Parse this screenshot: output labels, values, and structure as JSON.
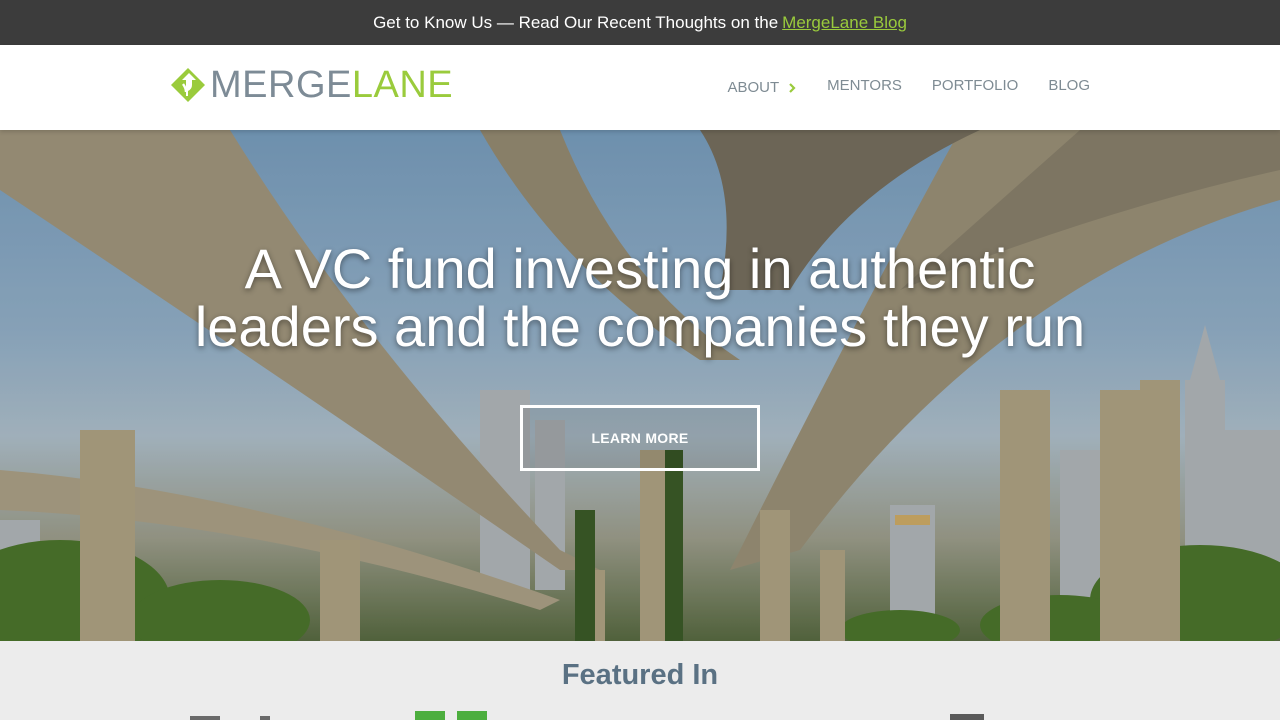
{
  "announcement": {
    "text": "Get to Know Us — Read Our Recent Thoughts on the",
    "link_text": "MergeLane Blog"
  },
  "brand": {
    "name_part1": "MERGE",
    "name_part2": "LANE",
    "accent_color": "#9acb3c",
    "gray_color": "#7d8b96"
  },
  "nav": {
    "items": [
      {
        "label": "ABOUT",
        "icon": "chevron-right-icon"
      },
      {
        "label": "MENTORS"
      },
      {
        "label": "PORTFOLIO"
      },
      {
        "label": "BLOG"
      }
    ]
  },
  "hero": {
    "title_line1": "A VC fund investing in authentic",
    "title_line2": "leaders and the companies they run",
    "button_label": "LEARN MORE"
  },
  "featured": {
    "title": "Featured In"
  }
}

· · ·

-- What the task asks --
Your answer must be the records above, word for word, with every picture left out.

-- Answer box --
Parse this screenshot: output labels, values, and structure as JSON.
{
  "announcement": {
    "text": "Get to Know Us — Read Our Recent Thoughts on the",
    "link_text": "MergeLane Blog"
  },
  "brand": {
    "name_part1": "MERGE",
    "name_part2": "LANE",
    "accent_color": "#9acb3c",
    "gray_color": "#7d8b96"
  },
  "nav": {
    "items": [
      {
        "label": "ABOUT",
        "icon": "chevron-right-icon"
      },
      {
        "label": "MENTORS"
      },
      {
        "label": "PORTFOLIO"
      },
      {
        "label": "BLOG"
      }
    ]
  },
  "hero": {
    "title_line1": "A VC fund investing in authentic",
    "title_line2": "leaders and the companies they run",
    "button_label": "LEARN MORE"
  },
  "featured": {
    "title": "Featured In"
  }
}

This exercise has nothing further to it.